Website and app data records

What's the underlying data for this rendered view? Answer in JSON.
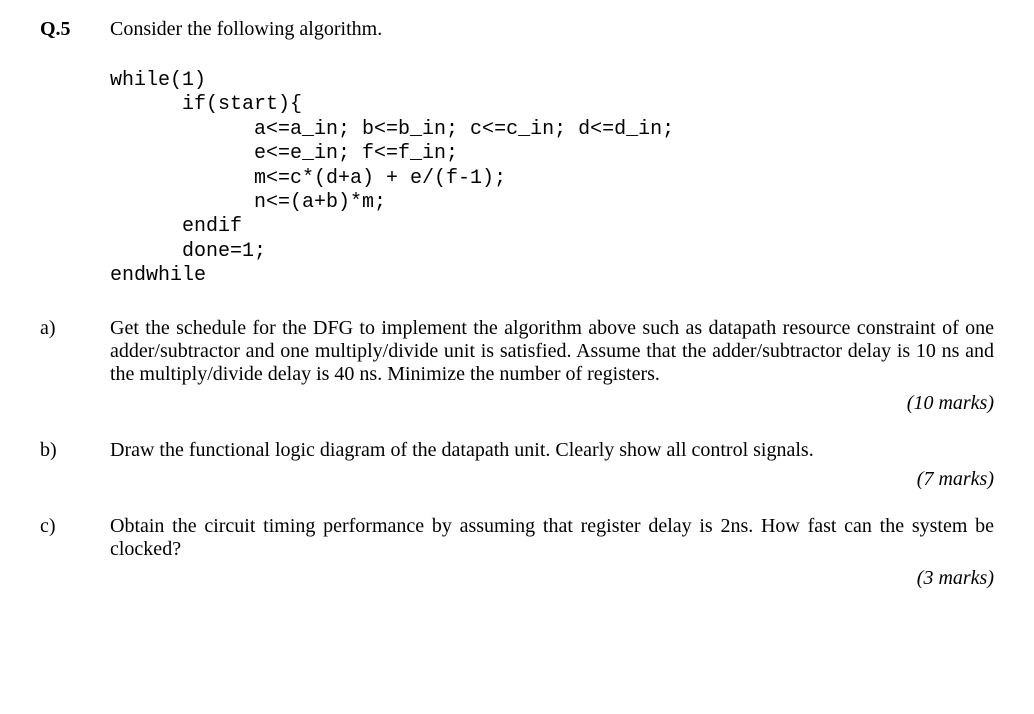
{
  "question": {
    "number": "Q.5",
    "prompt": "Consider the following algorithm."
  },
  "code": {
    "l1": "while(1)",
    "l2": "      if(start){",
    "l3": "            a<=a_in; b<=b_in; c<=c_in; d<=d_in;",
    "l4": "            e<=e_in; f<=f_in;",
    "l5": "            m<=c*(d+a) + e/(f-1);",
    "l6": "            n<=(a+b)*m;",
    "l7": "      endif",
    "l8": "      done=1;",
    "l9": "endwhile"
  },
  "parts": {
    "a": {
      "label": "a)",
      "text": "Get the schedule for the DFG to implement the algorithm above such as datapath resource constraint of one adder/subtractor and one multiply/divide unit is satisfied. Assume that the adder/subtractor delay is 10 ns and the multiply/divide delay is 40 ns. Minimize the number of registers.",
      "marks": "(10 marks)"
    },
    "b": {
      "label": "b)",
      "text": "Draw the functional logic diagram of the datapath unit. Clearly show all control signals.",
      "marks": "(7 marks)"
    },
    "c": {
      "label": "c)",
      "text": "Obtain the circuit timing performance by assuming that register delay is 2ns. How fast can the system be clocked?",
      "marks": "(3 marks)"
    }
  }
}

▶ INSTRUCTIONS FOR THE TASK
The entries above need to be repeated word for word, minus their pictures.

▶ SOLUTION BELOW
What's the underlying data for this rendered view? Answer in JSON.
{
  "question": {
    "number": "Q.5",
    "prompt": "Consider the following algorithm."
  },
  "code": {
    "l1": "while(1)",
    "l2": "      if(start){",
    "l3": "            a<=a_in; b<=b_in; c<=c_in; d<=d_in;",
    "l4": "            e<=e_in; f<=f_in;",
    "l5": "            m<=c*(d+a) + e/(f-1);",
    "l6": "            n<=(a+b)*m;",
    "l7": "      endif",
    "l8": "      done=1;",
    "l9": "endwhile"
  },
  "parts": {
    "a": {
      "label": "a)",
      "text": "Get the schedule for the DFG to implement the algorithm above such as datapath resource constraint of one adder/subtractor and one multiply/divide unit is satisfied. Assume that the adder/subtractor delay is 10 ns and the multiply/divide delay is 40 ns. Minimize the number of registers.",
      "marks": "(10 marks)"
    },
    "b": {
      "label": "b)",
      "text": "Draw the functional logic diagram of the datapath unit. Clearly show all control signals.",
      "marks": "(7 marks)"
    },
    "c": {
      "label": "c)",
      "text": "Obtain the circuit timing performance by assuming that register delay is 2ns. How fast can the system be clocked?",
      "marks": "(3 marks)"
    }
  }
}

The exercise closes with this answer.